* _Problem to solve_
Images in the entries are to be skipped, and everything else is to be written out exactly.

+ + +

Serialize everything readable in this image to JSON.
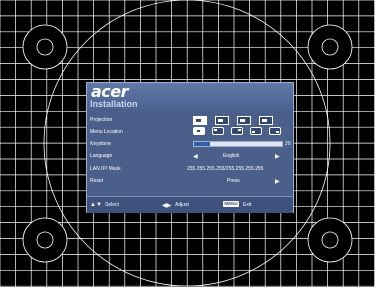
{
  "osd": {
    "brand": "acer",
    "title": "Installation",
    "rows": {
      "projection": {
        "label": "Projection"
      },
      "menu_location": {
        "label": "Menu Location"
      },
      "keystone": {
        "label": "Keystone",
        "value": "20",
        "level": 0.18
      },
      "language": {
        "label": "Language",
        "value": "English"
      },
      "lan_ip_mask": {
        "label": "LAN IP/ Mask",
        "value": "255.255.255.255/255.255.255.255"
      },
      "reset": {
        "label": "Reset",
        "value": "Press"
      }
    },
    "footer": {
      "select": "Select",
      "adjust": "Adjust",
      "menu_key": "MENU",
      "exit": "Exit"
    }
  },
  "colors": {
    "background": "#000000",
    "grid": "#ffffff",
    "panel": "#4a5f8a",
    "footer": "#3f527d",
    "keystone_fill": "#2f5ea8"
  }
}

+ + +

* _Expected output_
Serialize everything readable in this image to JSON.
{
  "osd": {
    "brand": "acer",
    "title": "Installation",
    "rows": {
      "projection": {
        "label": "Projection"
      },
      "menu_location": {
        "label": "Menu Location"
      },
      "keystone": {
        "label": "Keystone",
        "value": "20",
        "level": 0.18
      },
      "language": {
        "label": "Language",
        "value": "English"
      },
      "lan_ip_mask": {
        "label": "LAN IP/ Mask",
        "value": "255.255.255.255/255.255.255.255"
      },
      "reset": {
        "label": "Reset",
        "value": "Press"
      }
    },
    "footer": {
      "select": "Select",
      "adjust": "Adjust",
      "menu_key": "MENU",
      "exit": "Exit"
    }
  },
  "colors": {
    "background": "#000000",
    "grid": "#ffffff",
    "panel": "#4a5f8a",
    "footer": "#3f527d",
    "keystone_fill": "#2f5ea8"
  }
}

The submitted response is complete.